The Synovial Sheaths at the Ankle

Fig. 43.-The Synovial Sheaths at the Ankle. Anterior View. (After L. Testut's " Anatomie Humaine.")

1. Tibialis amicus.

3. Extensor longus digitorum.

2. Extensor proprius hallucis.

4. Peroneus longus et brevis.

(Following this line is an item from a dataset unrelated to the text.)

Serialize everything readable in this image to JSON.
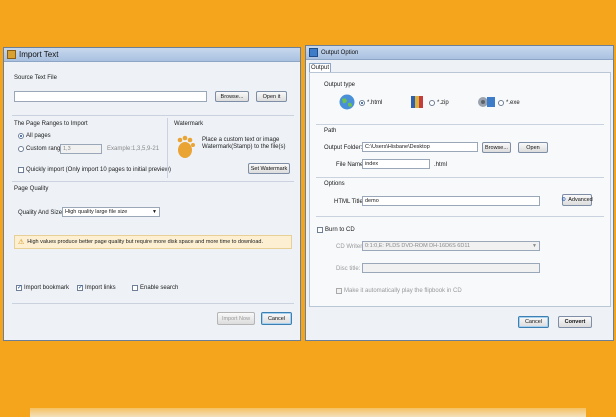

The posterior tibial artery may be ligatured at the ankle through a curved incision a finger's breadth below the internal malleolus. At the lower border of the internal annular ligament it divides into internal and external plantar arteries, and sends calcaneal branches to the heel. (The anterior and posterior branches of the peroneal artery descend to the ankle, and anastomose with the branches of the anterior and posterior tibials.) The internal plantar artery, the smaller of the two, runs forward between the abductor hallucis and flexor brevis digitorum to the head of the first metatarsal bone, while the external plantar runs forwards and outwards between the flexor brevis digitorum and abductor minimi digiti to the base of the fifth metatarsal, where it turns abruptly inwards to form the plantar arch, which crosses the bases of the metatarsals to the outer side of the base of the first metatarsal to anastomose with the dorsalis pedis. The course of the internal plantar is represented by a line from a point midway between the internal malleolus and prominence of the heel to the middle of the under surface of the great toe ; the external runs from the same point to within inch of the base of the fifth metatarsal. Wounds of the plantar arch are troublesome, not only because it lies deeply and might necessitate damage to tendons and nerves to reach it, but because of the free anastomoses between the anterior and posterior tibial and peroneal arteries. It has been suggested to reach the vessel from the dorsum by removal of portions of one or more metatarsal bones, but haemorrhage can often be arrested by pressure on the inner vessels, with firm local pressure and elevation of the limb.

The Synovial Sheaths at the Ankle

Fig. 44.-The Synovial Sheaths at the Ankle. Internal View. (After L. Testut's "Anatomie Humaine.")

11 Tibialis posticus.

4. Extensor proprius hallucis

2. Flexor longus digitorum.

5. Tibialis amicus.

3. Flexor longus hallucis.